All considered, the uproar seems superficial at best. On the surface, yes, a book that allegedly celebrates “blackness” appears to be rejecting it. But that “blackness” is only skin-deep. Aside from its African-American editorial team, much of the talent employed to produce the book isn’t, in fact, all black. The photographers, stylists, and even catering companies hired for photo shoots featuring black models are very often white. The fashion designers and brands covered in the magazine’s pages are by and large white companies. And, of course, Time Warner, the owner of Essence, is a predominantly white corporation. So does this particular hire really stand to throw Essence, and its mission to serve black women, off its axis?

More to the point, a few angry readers or tweeters refusing to buy the magazine probably won’t impact the bottom line; disillusioned advertisers, however, can. None of the Essence advertisers we contacted agreed to comment on the situation, but it seems reasonable to assume that if an advertiser marketing a product specifically at a black audience feels like the magazine where it’s placing its ads is no longer reaching that audience, it’ll put its money elsewhere. The only problem is, as Patino noted, there aren’t a whole heck of a lot of other places those advertisers can go.
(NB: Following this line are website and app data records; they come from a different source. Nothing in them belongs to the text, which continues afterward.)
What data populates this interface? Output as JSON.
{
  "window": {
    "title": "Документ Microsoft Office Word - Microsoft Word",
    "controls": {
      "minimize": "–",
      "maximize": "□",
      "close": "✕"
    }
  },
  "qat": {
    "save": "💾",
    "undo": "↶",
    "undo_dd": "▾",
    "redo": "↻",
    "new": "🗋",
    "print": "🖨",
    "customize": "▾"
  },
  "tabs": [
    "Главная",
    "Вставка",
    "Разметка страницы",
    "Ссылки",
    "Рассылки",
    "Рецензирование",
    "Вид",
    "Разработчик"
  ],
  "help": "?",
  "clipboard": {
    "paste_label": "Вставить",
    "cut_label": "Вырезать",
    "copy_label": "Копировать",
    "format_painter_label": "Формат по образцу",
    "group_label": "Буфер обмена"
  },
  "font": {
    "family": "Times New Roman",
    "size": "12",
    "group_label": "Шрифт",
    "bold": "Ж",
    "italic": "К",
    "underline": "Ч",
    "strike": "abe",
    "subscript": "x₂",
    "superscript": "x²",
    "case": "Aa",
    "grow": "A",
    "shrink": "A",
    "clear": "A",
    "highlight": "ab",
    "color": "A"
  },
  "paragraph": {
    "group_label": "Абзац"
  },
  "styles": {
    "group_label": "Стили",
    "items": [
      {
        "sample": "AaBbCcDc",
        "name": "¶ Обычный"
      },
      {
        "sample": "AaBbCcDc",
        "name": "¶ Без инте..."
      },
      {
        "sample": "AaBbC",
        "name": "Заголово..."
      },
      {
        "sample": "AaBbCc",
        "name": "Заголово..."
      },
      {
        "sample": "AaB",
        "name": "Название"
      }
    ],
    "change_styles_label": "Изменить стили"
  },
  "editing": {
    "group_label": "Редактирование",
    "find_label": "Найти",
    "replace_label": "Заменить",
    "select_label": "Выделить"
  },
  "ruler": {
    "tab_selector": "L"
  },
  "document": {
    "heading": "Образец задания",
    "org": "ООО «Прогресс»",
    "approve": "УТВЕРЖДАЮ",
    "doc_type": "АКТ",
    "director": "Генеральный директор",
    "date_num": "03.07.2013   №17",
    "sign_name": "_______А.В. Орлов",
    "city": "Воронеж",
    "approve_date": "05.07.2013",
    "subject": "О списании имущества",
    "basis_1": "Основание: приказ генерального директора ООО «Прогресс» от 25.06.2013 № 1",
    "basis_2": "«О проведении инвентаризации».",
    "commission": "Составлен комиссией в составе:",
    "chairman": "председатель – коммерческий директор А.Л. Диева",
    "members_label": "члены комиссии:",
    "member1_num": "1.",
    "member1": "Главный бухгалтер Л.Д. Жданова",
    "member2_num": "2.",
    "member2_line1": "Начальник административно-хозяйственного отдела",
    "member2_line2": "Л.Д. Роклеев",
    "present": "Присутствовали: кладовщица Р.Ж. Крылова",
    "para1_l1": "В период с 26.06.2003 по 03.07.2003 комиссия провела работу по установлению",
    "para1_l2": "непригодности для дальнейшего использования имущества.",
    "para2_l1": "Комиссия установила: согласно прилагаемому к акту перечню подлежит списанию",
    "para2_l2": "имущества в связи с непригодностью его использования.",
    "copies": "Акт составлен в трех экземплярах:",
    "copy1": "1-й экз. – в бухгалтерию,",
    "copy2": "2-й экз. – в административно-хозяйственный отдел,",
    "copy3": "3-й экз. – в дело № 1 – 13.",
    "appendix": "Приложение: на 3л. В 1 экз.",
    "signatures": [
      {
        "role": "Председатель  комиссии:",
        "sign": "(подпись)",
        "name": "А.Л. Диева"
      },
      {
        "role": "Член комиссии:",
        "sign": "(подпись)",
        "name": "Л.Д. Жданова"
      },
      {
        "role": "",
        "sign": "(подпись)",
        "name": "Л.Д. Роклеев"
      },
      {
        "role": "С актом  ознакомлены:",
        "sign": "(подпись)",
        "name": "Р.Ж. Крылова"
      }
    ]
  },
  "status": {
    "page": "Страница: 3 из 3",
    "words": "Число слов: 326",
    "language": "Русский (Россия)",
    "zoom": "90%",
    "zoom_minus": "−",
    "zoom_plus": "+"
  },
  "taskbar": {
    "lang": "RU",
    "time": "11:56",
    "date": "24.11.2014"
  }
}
My guess: Once the dust clears and tempers cool, Placas — just like the institution that is Essence — will still be there. Her work officially debuts in the 40th-anniversary commemorative issue, due out in September. Advertisers aren’t going to flee en masse, and it’s probably safe to say that readers won’t, either. There will be no consequences, if any are even deserved, and ultimately no change in the status quo hiring practices of the predominantly white publishing industry. And that, not the lone hiring of a white woman at a black publication or the emotional outrage it triggered, is what’s truly outrageous.
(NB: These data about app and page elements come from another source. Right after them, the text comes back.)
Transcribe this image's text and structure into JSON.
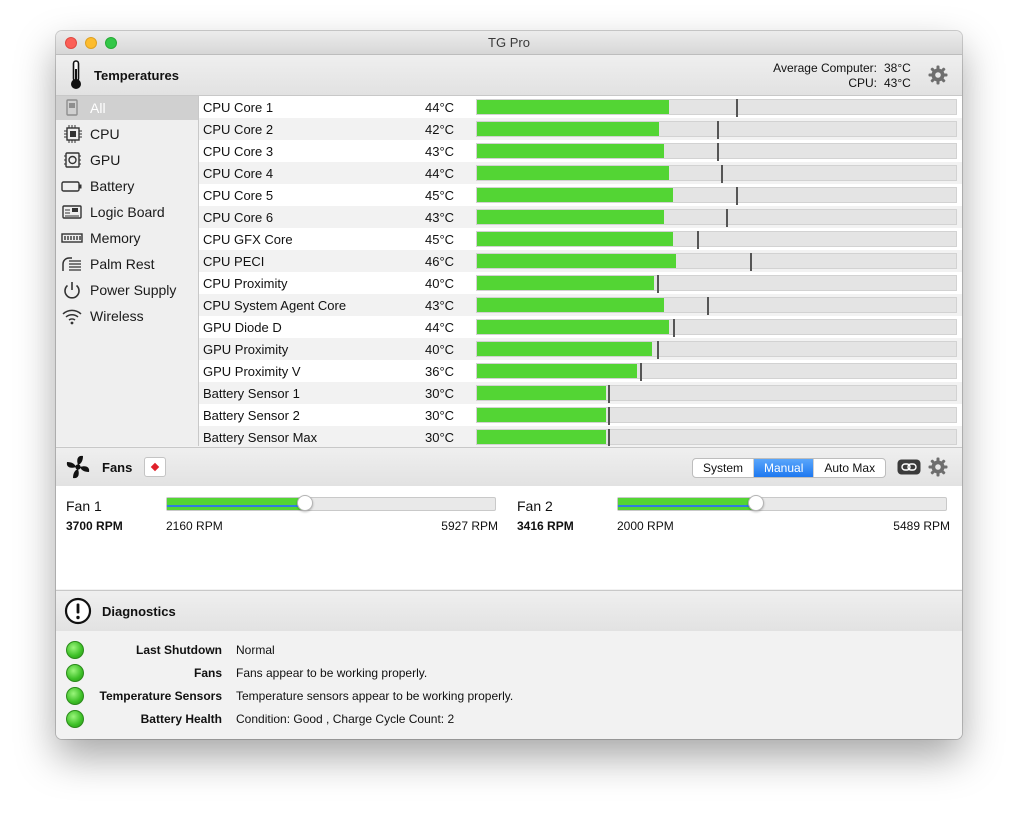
{
  "window": {
    "title": "TG Pro"
  },
  "temperatures": {
    "title": "Temperatures",
    "average_label": "Average Computer:",
    "average_value": "38°C",
    "cpu_label": "CPU:",
    "cpu_value": "43°C"
  },
  "sidebar": {
    "items": [
      {
        "label": "All",
        "icon": "computer-icon",
        "selected": true
      },
      {
        "label": "CPU",
        "icon": "cpu-chip-icon"
      },
      {
        "label": "GPU",
        "icon": "gpu-chip-icon"
      },
      {
        "label": "Battery",
        "icon": "battery-icon"
      },
      {
        "label": "Logic Board",
        "icon": "logic-board-icon"
      },
      {
        "label": "Memory",
        "icon": "memory-icon"
      },
      {
        "label": "Palm Rest",
        "icon": "palm-rest-icon"
      },
      {
        "label": "Power Supply",
        "icon": "power-icon"
      },
      {
        "label": "Wireless",
        "icon": "wifi-icon"
      }
    ]
  },
  "sensors": [
    {
      "name": "CPU Core 1",
      "temp": "44°C",
      "fill": 0.4,
      "max": 0.54
    },
    {
      "name": "CPU Core 2",
      "temp": "42°C",
      "fill": 0.38,
      "max": 0.5
    },
    {
      "name": "CPU Core 3",
      "temp": "43°C",
      "fill": 0.39,
      "max": 0.5
    },
    {
      "name": "CPU Core 4",
      "temp": "44°C",
      "fill": 0.4,
      "max": 0.51
    },
    {
      "name": "CPU Core 5",
      "temp": "45°C",
      "fill": 0.41,
      "max": 0.54
    },
    {
      "name": "CPU Core 6",
      "temp": "43°C",
      "fill": 0.39,
      "max": 0.52
    },
    {
      "name": "CPU GFX Core",
      "temp": "45°C",
      "fill": 0.41,
      "max": 0.46
    },
    {
      "name": "CPU PECI",
      "temp": "46°C",
      "fill": 0.415,
      "max": 0.57
    },
    {
      "name": "CPU Proximity",
      "temp": "40°C",
      "fill": 0.37,
      "max": 0.375
    },
    {
      "name": "CPU System Agent Core",
      "temp": "43°C",
      "fill": 0.39,
      "max": 0.48
    },
    {
      "name": "GPU Diode D",
      "temp": "44°C",
      "fill": 0.4,
      "max": 0.41
    },
    {
      "name": "GPU Proximity",
      "temp": "40°C",
      "fill": 0.365,
      "max": 0.375
    },
    {
      "name": "GPU Proximity V",
      "temp": "36°C",
      "fill": 0.335,
      "max": 0.34
    },
    {
      "name": "Battery Sensor 1",
      "temp": "30°C",
      "fill": 0.27,
      "max": 0.273
    },
    {
      "name": "Battery Sensor 2",
      "temp": "30°C",
      "fill": 0.27,
      "max": 0.273
    },
    {
      "name": "Battery Sensor Max",
      "temp": "30°C",
      "fill": 0.27,
      "max": 0.273
    }
  ],
  "fans": {
    "title": "Fans",
    "modes": [
      "System",
      "Manual",
      "Auto Max"
    ],
    "active_mode": "Manual",
    "items": [
      {
        "name": "Fan 1",
        "rpm": "3700 RPM",
        "min": "2160 RPM",
        "max": "5927 RPM",
        "level": 0.42
      },
      {
        "name": "Fan 2",
        "rpm": "3416 RPM",
        "min": "2000 RPM",
        "max": "5489 RPM",
        "level": 0.42
      }
    ]
  },
  "diagnostics": {
    "title": "Diagnostics",
    "items": [
      {
        "label": "Last Shutdown",
        "value": "Normal",
        "status": "ok"
      },
      {
        "label": "Fans",
        "value": "Fans appear to be working properly.",
        "status": "ok"
      },
      {
        "label": "Temperature Sensors",
        "value": "Temperature sensors appear to be working properly.",
        "status": "ok"
      },
      {
        "label": "Battery Health",
        "value": "Condition: Good , Charge Cycle Count: 2",
        "status": "ok"
      }
    ]
  },
  "colors": {
    "bar_green": "#53d534",
    "accent_blue": "#1e78f0",
    "status_ok": "#3cbf26"
  }
}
To that end, Vibe’s Kenner is taking a time-will-tell approach. “We should be talking about why more black editors don’t get jobs in New York instead of focusing on the occasional white editor who lands at Essence,” he said. “If [Placas] is not, in fact, the best candidate for the job, it will soon become clear, for all eyes are sure to be on her.”

Zandile Blay is a fashion market editor at Paper magazine and a style columnist for the Huffington Post. She also founded the Blay Report, a fashion-news blog permanently hosted by BritishVogue. Check out more of her work at Additional reporting by Terrence Phearse.

The Essence Controversy Is More Than Skin-Deep